Of course, bold socialists intent on destroying rather than reforming capitalism have brought about some rather unpleasant historical outcomes.
Lest anyone imagine that the authors are unaware, they include words nodding to potential pitfalls. Here is that unintentionally extraordinary passage: “Socialists don’t just want to replace private ownership with state ownership,” Desan and McCarthy argue. “In the same way we don’t believe that capitalists should be able to have disproportionate control over economic resources, we don’t think unaccountable state officials and bureaucrats should have the power to control investment and production through ‘socialism from above.’ In some cases, like the former Soviet Union,” they add, “the failings of such a system are nearly as deep as those of capitalism itself.”
Set aside the fact that no socialist revolutionaries ever started out intending to be commanded and controlled by unaccountable bureaucrats—a fairly ordinary failure of late-socialist thinking—and focus on the claim that Soviet failings were nearly as deep as capitalism’s failings.

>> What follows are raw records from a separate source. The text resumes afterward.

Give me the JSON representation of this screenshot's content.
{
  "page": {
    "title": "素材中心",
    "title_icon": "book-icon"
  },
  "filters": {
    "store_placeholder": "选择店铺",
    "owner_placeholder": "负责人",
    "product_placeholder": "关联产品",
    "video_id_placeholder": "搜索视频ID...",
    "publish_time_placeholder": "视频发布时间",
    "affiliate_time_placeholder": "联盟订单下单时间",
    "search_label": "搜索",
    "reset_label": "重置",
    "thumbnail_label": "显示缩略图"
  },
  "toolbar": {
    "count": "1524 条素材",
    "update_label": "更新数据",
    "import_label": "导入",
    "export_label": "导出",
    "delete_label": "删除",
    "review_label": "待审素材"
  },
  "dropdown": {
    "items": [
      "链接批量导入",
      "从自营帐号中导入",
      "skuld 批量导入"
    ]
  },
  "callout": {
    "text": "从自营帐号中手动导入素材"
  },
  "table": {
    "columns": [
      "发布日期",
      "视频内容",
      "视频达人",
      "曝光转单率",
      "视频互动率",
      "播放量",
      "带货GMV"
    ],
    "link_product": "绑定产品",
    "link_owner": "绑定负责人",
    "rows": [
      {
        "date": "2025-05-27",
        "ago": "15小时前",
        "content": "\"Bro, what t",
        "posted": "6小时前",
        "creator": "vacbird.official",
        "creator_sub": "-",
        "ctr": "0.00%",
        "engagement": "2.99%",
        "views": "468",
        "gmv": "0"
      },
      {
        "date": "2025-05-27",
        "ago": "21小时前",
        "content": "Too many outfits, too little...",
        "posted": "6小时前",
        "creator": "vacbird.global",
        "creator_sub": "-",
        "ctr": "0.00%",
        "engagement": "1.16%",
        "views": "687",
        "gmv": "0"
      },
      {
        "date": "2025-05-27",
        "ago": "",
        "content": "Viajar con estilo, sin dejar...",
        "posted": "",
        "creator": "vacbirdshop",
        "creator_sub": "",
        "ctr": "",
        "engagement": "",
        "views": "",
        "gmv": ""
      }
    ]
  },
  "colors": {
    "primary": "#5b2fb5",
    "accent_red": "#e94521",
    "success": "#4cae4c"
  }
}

(See update below.)
Ponder what it means for that final clause to be written by two college professors and published in a leading intellectual journal of socialism—consider what they characterize as just barely preferable to what we’ve got.
As the Soviet Union began, a famine in 1921 and 1922 killed perhaps 5 million people. At the time, the United States Congress appropriated $20 million from America’s capitalist economy to help feed emaciated Russians, sparing countless more from literal starvation.
A decade later, Communist economic planners triggered another epidemic of mass starvation as they forced peasant farmers off their land.
“At the height of the crisis,” Anne Applebaum recounted, “teams of policemen and local Party activists, motivated by hunger, fear, and a decade of hateful propaganda, entered peasant households and took everything edible … At the same time, a cordon was drawn around the Ukrainian republic to prevent escape. The result was a catastrophe: At least 5 million people perished of hunger all across the Soviet Union. Among them were nearly 4 million Ukrainians who died not because of neglect or crop failure, but because they had been deliberately deprived of food.”
Yet another Soviet famine began in 1947. The Cambridge Journal of Economics published an analysis of the human devastation that it wrought. The University of Amsterdam economist Michael Ellman explained:
The best estimate that can currently be given of the number of excess deaths is the range 1 to 1.5 million … During the famine, surplus stocks in the hands of the state seem to have been sufficient to have fed all those who died of starvation. The famine was a FAD2 (preventable food availability decline) famine, which occurred because a drought caused a bad harvest and hence reduced food availability, but, had the priorities of the government been different, there might have been no famine (or a much smaller one) despite the drought.
For perspective, one tally of all the Americans who died in combat from the Revolutionary War to the most recent skirmish in the War on Terror, including all those killed in the Civil War, World War I, World War II, Korea, and Vietnam, comes to 666,441 lives, with another 673,929 military personnel dying in those wars outside of combat. So that’s 1.35 million total deaths due to war over 242 years of American history.